Rush patient Glenn Wheeler is chronicling his experience as a bilateral above-knee amputee on his blog, “Life Without Legs.” He shared this post with Rush InPerson.
By Glenn Wheeler
I have been a patient at Rush University Medical Center more times than I can count. I know all of the nurses and nursing assistants on eight north, all of the nurses and assistants at the Bowman Rehab Center (JRB), and most of the transporters who have been there any length of time, both at Rush and the Professional Building. Additionally, I know numerous physical therapists both at the inpatient and outpatient facilities and, last but certainly not least, everyone at the University Cardiovascular Surgeons offices.
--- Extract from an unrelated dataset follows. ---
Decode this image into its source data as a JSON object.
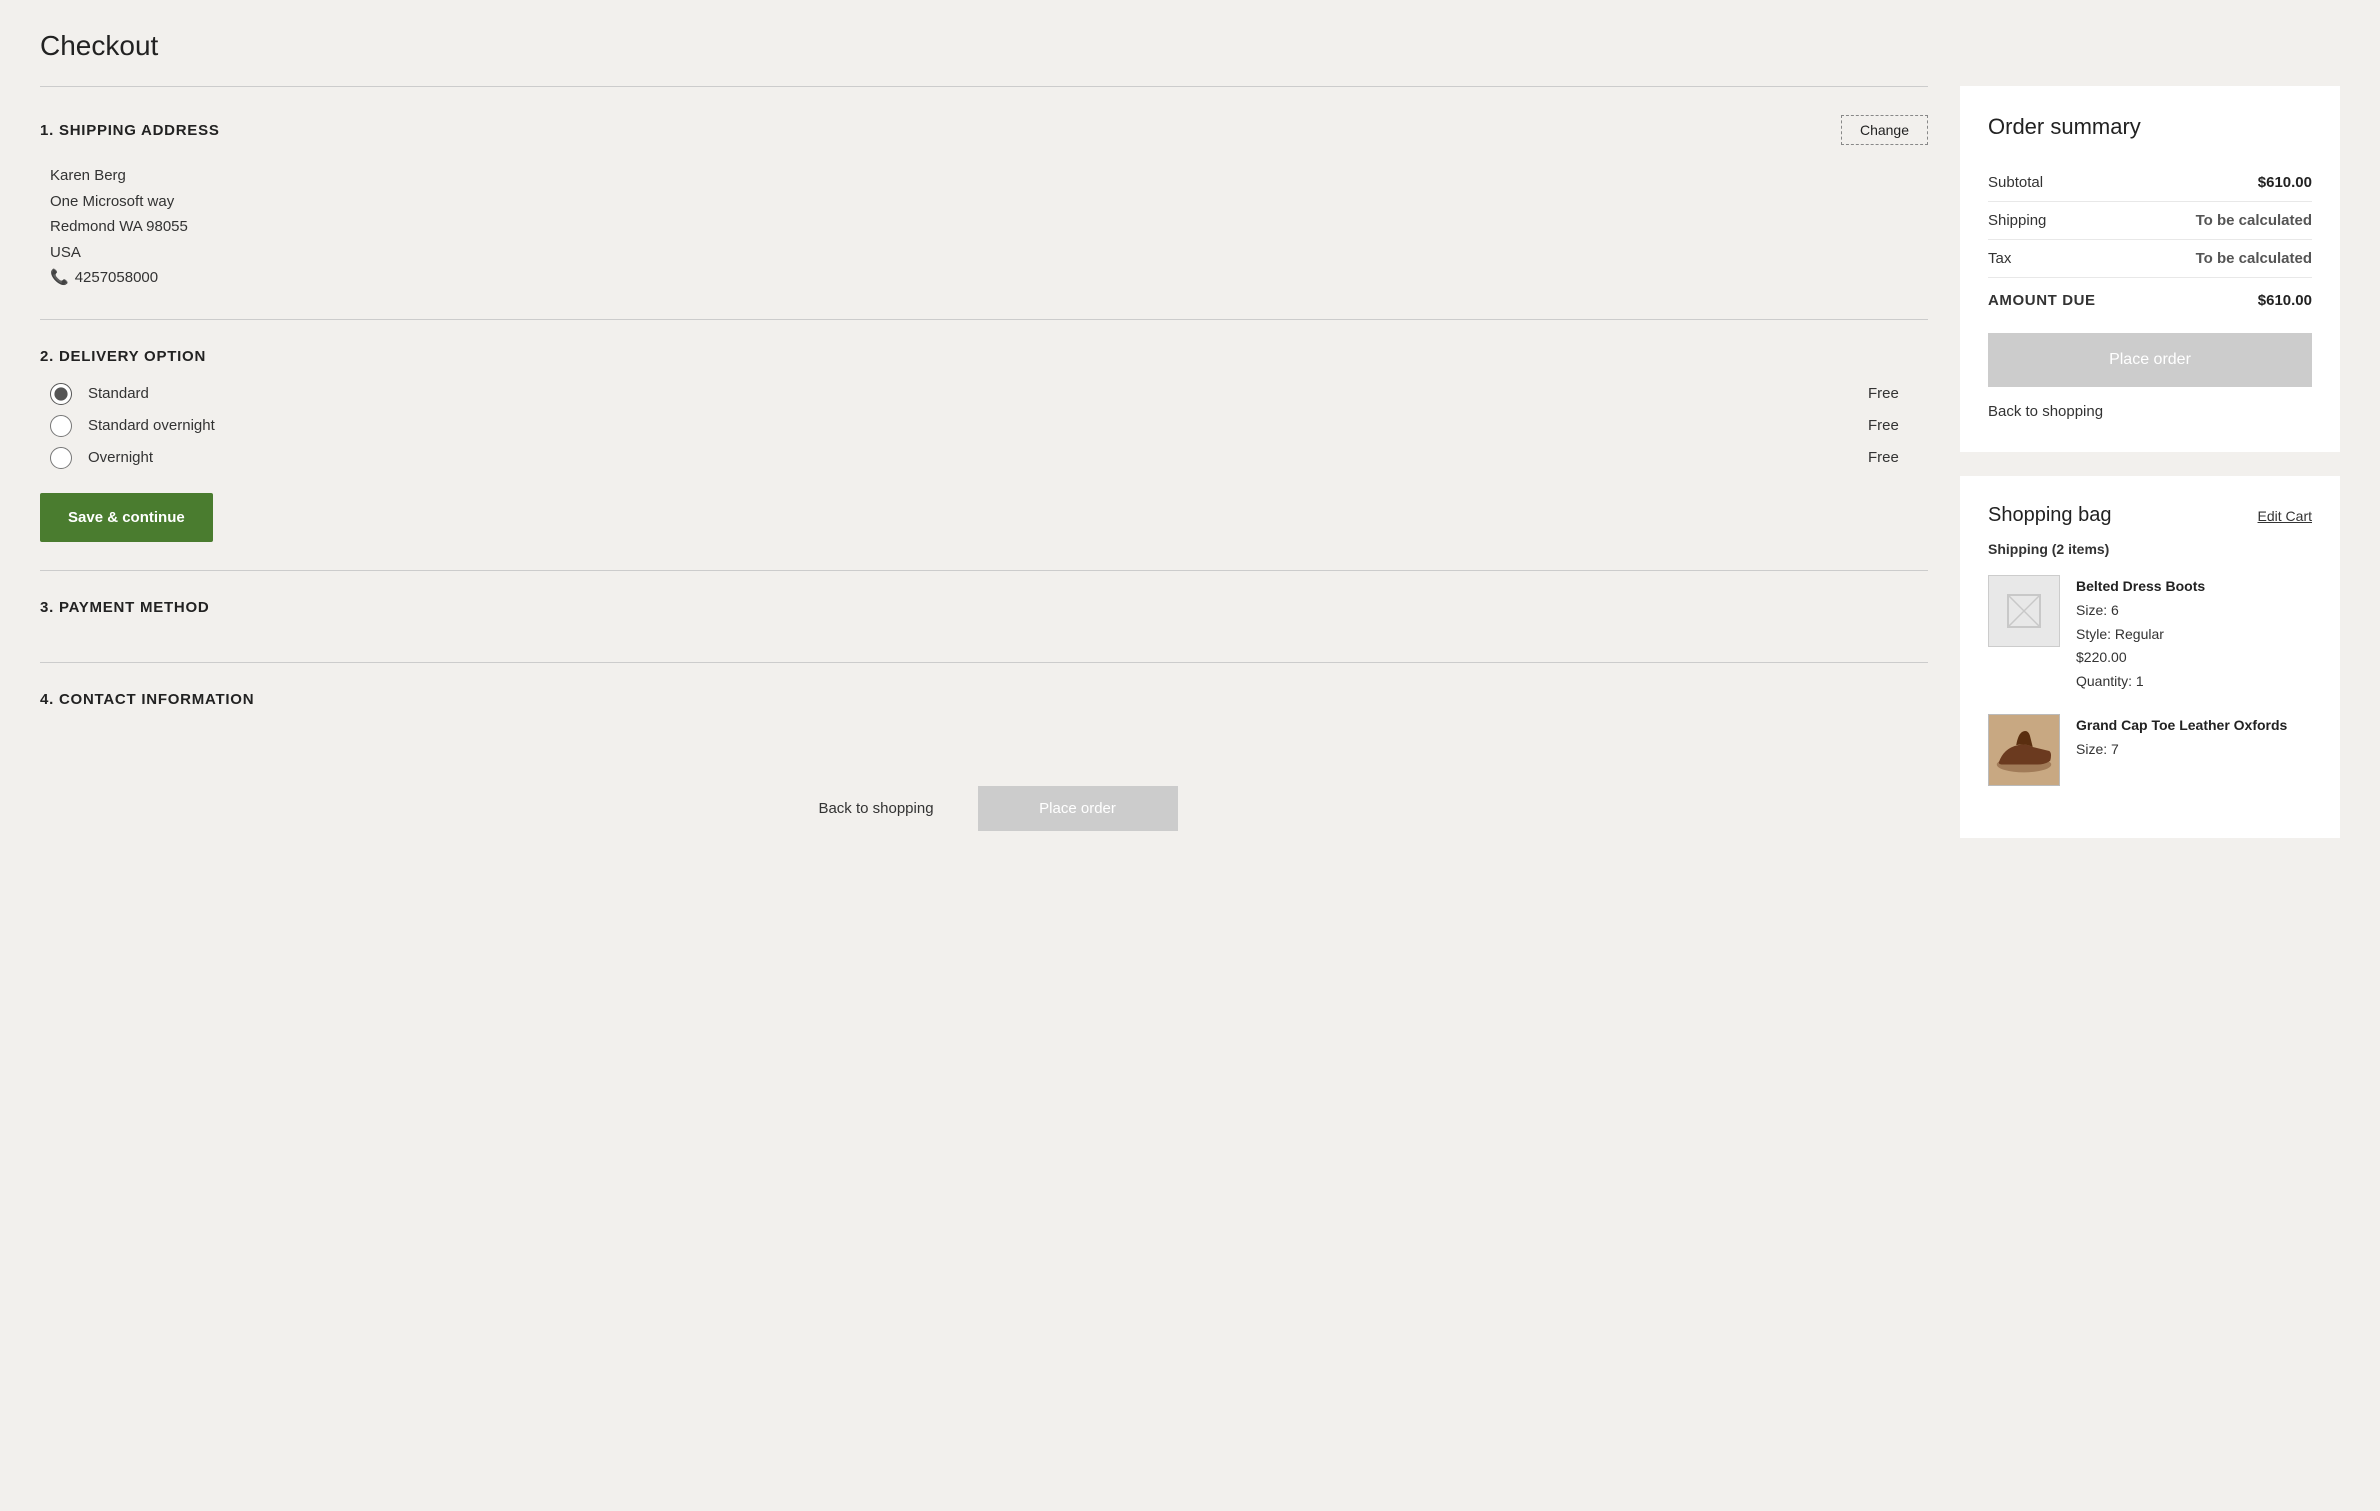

My name is Glenn Wheeler, and I am 53 years old. I have been fighting the ravages of DVT coupled with a blood situation that has been described as hypercoagulabilty (my blood is inherently too thick). The result has manifested in many blood clots beginning in my right leg. Many of my trips to Rush involved dissolving these clots; sometimes it was successful, other times not. On those unsuccessful attempts at dissolving the clots, a bypass was the only answer. During the course of over 10 years I have had over 12 vein bypasses.
There is only so much that can be done. As the disease degenerates, eventually there is nowhere to bypass from or bypass to; such was my case.
In July 2008, I lost my right leg. I felt all the medical professionals involved in my case did their very best to save my leg. Unfortunately, this degenerative disease had run its course and nothing else could be done to save my leg.
In my opinion, I handled the loss of my right leg as well as anyone possibly could. I always strive to be optimistic in difficult situations, remaining positive and dealing with my life events head on. I was fitted with a prosthetic leg, and after much therapy and hard work, found my life back on track. Continue reading